Meats/grains to guide/process (planting/herding), grinding masses, soaking,
heating, storing, exchanging, comparing.
Rings concentrically ordered, become overly congested and condense into
rectilinear patterns and vertical double-storied dwellings and overlapped social
groupings and finally oral-named individuals become anonymously writ-numbered
cells in the spherical body of humankind and beyond.

Compare these two shelters: entry routes, protection from bears/cold

Mammoth bone lodge of Central Russian floodplain 15ka, summer doorway

22ka camp huts & bedding at upper Rift waterside link

seal ancestors link



Knud Munk said...

You seem to adhere to the aquatic ape theory. I have read the recent contributions of Elaine Morgan. It seems nobody has investigated the theory in light of the rapidly increasing evidence derived from the study of the human genome. Have contributed to developing the theory? Also I would be interested in your opinion why AAH is given so little attention as it seems to me to be crucial in understand human evolution.
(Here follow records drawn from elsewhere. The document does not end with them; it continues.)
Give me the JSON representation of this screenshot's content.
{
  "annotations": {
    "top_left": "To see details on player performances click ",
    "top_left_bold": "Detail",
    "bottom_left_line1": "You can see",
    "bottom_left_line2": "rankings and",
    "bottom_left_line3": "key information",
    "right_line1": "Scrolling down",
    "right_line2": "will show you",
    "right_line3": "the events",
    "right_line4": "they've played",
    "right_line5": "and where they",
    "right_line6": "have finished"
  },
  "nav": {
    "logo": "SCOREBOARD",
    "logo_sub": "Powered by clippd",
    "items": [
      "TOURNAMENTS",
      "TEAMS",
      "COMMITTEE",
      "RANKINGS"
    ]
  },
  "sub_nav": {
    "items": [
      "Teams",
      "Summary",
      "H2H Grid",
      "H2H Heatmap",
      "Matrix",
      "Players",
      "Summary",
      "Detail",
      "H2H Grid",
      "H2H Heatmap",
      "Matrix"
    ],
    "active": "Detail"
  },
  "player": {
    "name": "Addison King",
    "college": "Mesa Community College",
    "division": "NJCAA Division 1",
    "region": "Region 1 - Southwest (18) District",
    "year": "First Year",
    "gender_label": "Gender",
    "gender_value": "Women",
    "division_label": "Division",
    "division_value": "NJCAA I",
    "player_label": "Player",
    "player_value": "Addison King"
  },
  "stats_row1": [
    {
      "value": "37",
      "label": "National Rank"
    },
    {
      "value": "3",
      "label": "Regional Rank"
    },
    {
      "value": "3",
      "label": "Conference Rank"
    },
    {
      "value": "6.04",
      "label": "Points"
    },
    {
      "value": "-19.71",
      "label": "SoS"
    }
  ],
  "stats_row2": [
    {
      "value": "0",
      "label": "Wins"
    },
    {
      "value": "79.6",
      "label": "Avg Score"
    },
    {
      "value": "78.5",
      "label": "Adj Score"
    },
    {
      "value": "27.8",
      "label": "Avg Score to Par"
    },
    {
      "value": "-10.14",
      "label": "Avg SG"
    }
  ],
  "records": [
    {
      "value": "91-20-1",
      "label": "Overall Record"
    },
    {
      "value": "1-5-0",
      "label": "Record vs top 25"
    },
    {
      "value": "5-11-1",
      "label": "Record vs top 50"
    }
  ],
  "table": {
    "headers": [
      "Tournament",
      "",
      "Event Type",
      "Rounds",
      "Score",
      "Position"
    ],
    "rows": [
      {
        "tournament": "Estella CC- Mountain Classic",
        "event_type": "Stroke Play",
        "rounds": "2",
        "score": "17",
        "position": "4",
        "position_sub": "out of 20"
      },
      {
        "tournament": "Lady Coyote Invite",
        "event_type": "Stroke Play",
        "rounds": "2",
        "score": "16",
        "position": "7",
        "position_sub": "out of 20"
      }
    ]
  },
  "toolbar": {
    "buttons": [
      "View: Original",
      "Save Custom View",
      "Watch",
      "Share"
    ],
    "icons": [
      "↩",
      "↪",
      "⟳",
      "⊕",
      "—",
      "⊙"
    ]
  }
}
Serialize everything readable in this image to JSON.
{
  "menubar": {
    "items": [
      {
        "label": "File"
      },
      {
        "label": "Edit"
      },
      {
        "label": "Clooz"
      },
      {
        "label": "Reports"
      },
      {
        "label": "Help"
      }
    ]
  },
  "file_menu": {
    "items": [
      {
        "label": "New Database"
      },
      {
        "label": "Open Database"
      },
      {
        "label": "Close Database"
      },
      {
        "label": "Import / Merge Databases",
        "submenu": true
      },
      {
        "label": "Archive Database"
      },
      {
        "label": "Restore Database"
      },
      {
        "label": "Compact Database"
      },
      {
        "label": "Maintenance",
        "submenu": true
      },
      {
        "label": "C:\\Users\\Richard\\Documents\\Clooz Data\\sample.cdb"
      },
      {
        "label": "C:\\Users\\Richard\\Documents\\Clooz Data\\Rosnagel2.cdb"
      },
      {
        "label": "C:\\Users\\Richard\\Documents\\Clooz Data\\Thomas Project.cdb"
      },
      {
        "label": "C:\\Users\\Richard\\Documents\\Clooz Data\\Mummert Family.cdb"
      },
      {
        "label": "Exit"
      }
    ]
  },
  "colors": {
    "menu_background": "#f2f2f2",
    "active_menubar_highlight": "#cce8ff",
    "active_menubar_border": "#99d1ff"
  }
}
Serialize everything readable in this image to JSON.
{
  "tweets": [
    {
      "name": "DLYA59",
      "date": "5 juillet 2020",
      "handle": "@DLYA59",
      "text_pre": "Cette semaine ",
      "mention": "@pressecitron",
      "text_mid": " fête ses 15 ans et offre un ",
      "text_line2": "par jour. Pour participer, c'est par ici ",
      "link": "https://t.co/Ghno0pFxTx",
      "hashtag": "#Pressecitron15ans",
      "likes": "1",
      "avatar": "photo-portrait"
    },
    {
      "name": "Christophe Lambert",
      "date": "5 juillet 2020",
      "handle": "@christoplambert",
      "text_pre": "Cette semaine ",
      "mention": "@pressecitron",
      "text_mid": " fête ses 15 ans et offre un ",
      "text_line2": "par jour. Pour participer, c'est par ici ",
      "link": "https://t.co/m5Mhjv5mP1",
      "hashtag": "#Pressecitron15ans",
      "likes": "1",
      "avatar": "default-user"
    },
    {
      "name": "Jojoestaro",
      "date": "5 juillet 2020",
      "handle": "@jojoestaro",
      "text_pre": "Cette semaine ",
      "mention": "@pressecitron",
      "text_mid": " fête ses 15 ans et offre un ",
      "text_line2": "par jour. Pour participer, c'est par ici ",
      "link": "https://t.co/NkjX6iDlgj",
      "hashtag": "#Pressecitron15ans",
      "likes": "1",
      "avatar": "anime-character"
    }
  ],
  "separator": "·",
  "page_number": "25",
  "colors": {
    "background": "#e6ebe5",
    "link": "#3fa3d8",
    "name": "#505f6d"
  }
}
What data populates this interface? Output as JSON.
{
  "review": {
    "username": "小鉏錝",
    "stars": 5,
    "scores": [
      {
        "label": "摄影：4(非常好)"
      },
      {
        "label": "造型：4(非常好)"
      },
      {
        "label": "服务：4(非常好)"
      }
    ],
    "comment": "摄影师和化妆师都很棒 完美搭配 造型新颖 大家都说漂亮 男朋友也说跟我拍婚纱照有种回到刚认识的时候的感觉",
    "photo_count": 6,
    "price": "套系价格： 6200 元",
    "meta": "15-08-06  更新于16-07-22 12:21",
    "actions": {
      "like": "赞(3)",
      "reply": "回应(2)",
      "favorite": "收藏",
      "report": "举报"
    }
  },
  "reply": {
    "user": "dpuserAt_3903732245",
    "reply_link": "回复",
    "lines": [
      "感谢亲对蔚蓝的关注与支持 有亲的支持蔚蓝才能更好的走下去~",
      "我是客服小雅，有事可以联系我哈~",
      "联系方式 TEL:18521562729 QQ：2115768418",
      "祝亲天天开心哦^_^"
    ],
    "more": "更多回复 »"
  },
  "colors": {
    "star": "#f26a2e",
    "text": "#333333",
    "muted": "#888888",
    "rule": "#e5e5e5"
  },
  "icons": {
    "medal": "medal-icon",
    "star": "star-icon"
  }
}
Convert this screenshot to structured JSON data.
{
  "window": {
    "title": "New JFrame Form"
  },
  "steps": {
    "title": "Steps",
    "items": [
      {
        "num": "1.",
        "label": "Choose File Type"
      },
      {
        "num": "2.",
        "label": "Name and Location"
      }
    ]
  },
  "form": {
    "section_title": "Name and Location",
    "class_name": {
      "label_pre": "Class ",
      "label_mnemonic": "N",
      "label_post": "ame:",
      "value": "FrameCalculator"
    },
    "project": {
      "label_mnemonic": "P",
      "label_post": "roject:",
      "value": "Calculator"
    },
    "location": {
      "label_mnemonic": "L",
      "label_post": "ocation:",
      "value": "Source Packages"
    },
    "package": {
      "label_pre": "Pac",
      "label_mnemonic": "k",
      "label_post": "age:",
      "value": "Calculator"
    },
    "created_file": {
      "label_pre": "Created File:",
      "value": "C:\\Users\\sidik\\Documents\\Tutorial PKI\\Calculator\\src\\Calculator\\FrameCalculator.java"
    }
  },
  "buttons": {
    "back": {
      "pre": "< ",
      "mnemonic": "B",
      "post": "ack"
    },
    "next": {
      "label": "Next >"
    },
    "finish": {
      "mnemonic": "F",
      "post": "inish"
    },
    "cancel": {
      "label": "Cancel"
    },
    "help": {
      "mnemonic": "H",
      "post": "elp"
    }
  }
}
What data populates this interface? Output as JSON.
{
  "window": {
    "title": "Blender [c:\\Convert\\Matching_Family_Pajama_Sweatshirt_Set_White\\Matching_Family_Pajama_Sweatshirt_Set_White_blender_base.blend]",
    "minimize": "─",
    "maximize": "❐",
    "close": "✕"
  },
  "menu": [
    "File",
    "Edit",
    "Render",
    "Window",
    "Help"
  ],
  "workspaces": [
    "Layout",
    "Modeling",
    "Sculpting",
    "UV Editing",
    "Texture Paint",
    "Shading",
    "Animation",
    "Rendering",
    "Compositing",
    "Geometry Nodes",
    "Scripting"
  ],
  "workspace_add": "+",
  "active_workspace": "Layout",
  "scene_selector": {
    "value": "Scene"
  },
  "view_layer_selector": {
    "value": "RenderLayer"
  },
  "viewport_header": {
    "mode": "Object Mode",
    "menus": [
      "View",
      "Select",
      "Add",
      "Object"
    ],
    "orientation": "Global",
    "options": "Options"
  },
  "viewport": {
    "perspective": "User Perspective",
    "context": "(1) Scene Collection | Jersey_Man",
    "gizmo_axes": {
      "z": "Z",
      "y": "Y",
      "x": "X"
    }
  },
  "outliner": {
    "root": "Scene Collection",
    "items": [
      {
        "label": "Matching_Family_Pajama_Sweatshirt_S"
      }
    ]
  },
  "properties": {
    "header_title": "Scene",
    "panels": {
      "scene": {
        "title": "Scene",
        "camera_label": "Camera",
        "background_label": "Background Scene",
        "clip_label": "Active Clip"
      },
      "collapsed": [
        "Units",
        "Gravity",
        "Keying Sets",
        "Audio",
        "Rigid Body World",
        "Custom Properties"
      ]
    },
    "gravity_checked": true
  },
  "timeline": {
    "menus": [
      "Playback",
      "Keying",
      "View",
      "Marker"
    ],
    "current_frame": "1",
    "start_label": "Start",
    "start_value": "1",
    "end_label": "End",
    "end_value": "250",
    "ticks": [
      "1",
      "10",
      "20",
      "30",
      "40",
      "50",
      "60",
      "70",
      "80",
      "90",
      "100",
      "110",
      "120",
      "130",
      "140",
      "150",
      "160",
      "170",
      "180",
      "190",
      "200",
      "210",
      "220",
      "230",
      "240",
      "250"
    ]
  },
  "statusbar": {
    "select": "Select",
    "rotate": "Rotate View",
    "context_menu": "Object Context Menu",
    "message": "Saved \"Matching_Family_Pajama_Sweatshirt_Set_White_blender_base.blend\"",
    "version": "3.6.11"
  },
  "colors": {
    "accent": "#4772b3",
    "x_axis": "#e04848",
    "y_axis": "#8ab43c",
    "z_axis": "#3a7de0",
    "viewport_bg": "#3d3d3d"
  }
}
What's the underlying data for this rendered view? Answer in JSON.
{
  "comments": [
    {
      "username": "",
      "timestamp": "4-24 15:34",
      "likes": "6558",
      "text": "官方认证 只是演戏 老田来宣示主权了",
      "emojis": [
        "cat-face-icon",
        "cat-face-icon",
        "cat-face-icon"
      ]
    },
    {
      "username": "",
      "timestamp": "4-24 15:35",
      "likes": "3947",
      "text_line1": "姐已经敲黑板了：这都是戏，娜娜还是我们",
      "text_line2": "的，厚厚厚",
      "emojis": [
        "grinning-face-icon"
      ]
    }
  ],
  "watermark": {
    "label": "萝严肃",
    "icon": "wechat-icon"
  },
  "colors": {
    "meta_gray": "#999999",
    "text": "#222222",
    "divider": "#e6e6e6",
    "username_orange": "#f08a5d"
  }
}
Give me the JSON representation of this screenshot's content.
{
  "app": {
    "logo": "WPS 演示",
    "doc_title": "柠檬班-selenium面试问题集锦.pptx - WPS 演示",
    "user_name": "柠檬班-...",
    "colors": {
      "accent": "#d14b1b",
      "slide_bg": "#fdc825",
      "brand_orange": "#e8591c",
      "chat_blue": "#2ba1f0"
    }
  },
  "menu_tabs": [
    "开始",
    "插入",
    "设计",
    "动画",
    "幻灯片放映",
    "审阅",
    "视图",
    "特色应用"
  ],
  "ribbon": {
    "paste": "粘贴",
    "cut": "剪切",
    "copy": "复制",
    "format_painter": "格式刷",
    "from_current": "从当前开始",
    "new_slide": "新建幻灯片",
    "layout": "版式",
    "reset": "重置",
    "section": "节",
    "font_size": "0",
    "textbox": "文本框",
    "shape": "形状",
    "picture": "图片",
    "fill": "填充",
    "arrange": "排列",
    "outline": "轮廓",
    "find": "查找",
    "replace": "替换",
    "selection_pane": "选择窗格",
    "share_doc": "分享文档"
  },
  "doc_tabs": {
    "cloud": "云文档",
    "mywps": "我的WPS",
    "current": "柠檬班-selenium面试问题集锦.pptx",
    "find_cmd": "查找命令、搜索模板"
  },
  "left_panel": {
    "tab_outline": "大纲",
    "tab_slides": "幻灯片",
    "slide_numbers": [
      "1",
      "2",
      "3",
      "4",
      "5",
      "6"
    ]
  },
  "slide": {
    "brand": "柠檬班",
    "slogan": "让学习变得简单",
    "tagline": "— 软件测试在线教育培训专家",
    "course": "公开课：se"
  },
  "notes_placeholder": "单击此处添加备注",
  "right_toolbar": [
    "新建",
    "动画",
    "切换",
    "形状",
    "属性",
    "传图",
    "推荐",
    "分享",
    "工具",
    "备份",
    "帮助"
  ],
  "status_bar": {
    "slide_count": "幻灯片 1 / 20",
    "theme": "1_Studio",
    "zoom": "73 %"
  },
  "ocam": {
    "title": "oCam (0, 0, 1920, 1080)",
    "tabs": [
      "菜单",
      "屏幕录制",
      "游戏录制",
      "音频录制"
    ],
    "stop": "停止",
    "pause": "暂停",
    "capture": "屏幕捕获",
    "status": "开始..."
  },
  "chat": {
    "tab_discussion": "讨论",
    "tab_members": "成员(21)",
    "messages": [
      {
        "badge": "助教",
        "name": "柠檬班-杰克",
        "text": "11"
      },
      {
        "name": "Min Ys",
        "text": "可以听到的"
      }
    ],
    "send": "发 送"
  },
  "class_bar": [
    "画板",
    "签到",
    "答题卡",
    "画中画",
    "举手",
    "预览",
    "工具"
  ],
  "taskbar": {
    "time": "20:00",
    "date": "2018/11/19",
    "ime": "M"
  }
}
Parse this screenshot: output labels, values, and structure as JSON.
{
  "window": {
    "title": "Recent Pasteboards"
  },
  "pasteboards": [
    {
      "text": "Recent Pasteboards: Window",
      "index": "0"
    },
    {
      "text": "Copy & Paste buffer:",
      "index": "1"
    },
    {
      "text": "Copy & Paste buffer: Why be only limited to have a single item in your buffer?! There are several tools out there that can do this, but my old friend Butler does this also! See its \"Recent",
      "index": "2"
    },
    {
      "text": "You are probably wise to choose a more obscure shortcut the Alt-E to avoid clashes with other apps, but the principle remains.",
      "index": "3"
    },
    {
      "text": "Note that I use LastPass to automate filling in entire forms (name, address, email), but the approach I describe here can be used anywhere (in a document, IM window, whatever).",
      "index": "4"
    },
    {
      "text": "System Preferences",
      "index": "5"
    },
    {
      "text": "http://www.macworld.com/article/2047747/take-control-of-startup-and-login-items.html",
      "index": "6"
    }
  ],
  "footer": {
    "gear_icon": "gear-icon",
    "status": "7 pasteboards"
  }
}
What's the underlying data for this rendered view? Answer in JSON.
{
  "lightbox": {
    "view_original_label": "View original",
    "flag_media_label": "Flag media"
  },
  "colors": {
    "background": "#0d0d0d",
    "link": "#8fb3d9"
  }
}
"the Dude" said...

After having looked at various interpretations of why humans are such uniquely different mammals, I realized that waterside habitat and foraging were far more significant than what the typical savanna stories being produced would indicate. It isn't easy to read the genome and match successful mutations timewise to fit with dated artifacts and fossils. Recent changes, such as lactose tolerance in Europeans, or reduced sweating in Ethiopeans, or tolerance to high altitude and low oxygen in Tibetans and Andeans happened <10ka. Earlier mutations are far harder to date and match with precision.

Technological evolution has tended to focus on tool use; savannas, caves and deserts tend to preserve fossils and stone tools well while cyclical sea level rises tend to destroy such evidence. Coastal paleoanthropological research has been increased since Hardy, Morgan, Verhaegen, Ellis, Fuller and others focused on abundant aquatic, littoral, seashore resources and corresponding inland constraints (Iodine, Omega 3, etc.) and comparative anatomical analyses.